Allow the cooked beef to stand about 15 minutes, then remove the onion, garlic, and carrot, Skim off any excess fat that rises to the surface. In a 2 1/2 quart baking dish arrange alternate layers of beef and onion/mushroom mixture; pour the sauce over all, and add the parsley. Allow to cool an hour or so. If it is to be cooked the next day, cover and refrigerate. At least an hour and a half before cooking, prepare the pastry and chill it. Roll it out. Moisten the edges of the dish slightly. Cover the dish with the pastry. Trim any overhang and crimp the edges. If there are open patches, patch them with strips of left over pastry. Cut a vent in the center. If you like, place a paper cornucopia in the vent as a funnel for the steam. You may also decorate the top with leftover pastry cut into flower and leaf shapes, moistening the sides to be attached. Brush the entire pastry with the egg beaten together lightly with the cream.
Bake 10 minutes at 425 degrees. Reduce the heat to 375 degrees and continue cooking until the crust is nicely brown and steam is rising through the vest, about 45 minutes to 1 hour. Serve at once. A puree of carrots or turnips is a pleasant accompaniment.
The Tale of Mally Biddle by M.L. LeGette

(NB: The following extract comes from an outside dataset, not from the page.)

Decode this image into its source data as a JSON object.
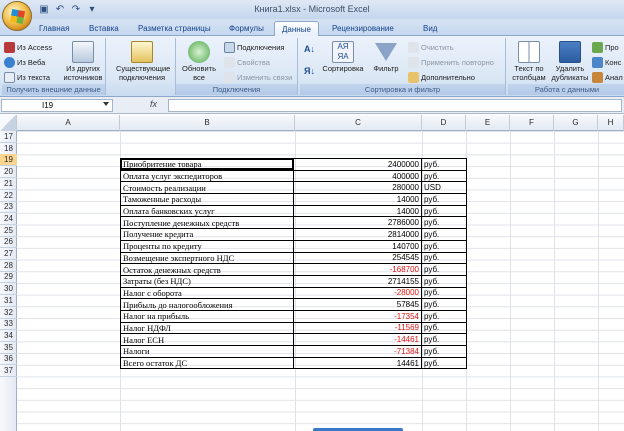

When Mally Biddle agreed to spy upon the King of Lenzar and his overbearing knights she knew she was
heading into danger. She didn’t know she’d find a family unlike any other.
Posing as a servant in Bosc Castle, Mally serves tea and tends fires for the most dangerous men in the
kingdom. Her goal is to learn the truth of what happened sixteen years ago, when the infant princess
met her death … a death that is surrounded by more questions than answers.
Along her search for the truth, Mally meets the energized Lita Stump, the strict and matriarchal Meriyal
Boyd, and the opinionated Archibald Diggleby. Then of course there are the knights: Leon Gibbs who
is slicker than a greased hog, Adrian Bayard, hot tempered and violent, and the worst of the lot: Sir
Illius Molick, Captain of the Knights. And then there is Maud, a mysterious woman who just might know
“To say I loved this book is an understatement. Mally is a wonderful character and she encounters so
many quirky folks on her assignment. Very well written and engaging story! And an added bonus of a
love triangle! I enjoyed it from beginning to end!! I will definitely be looking for more from this author!”
Author Melissa LeGette
Melissa LeGette lives in Georgia where she helps run a family farm, so her nails are a fright. The Tale of
Mally Biddle is her second novel.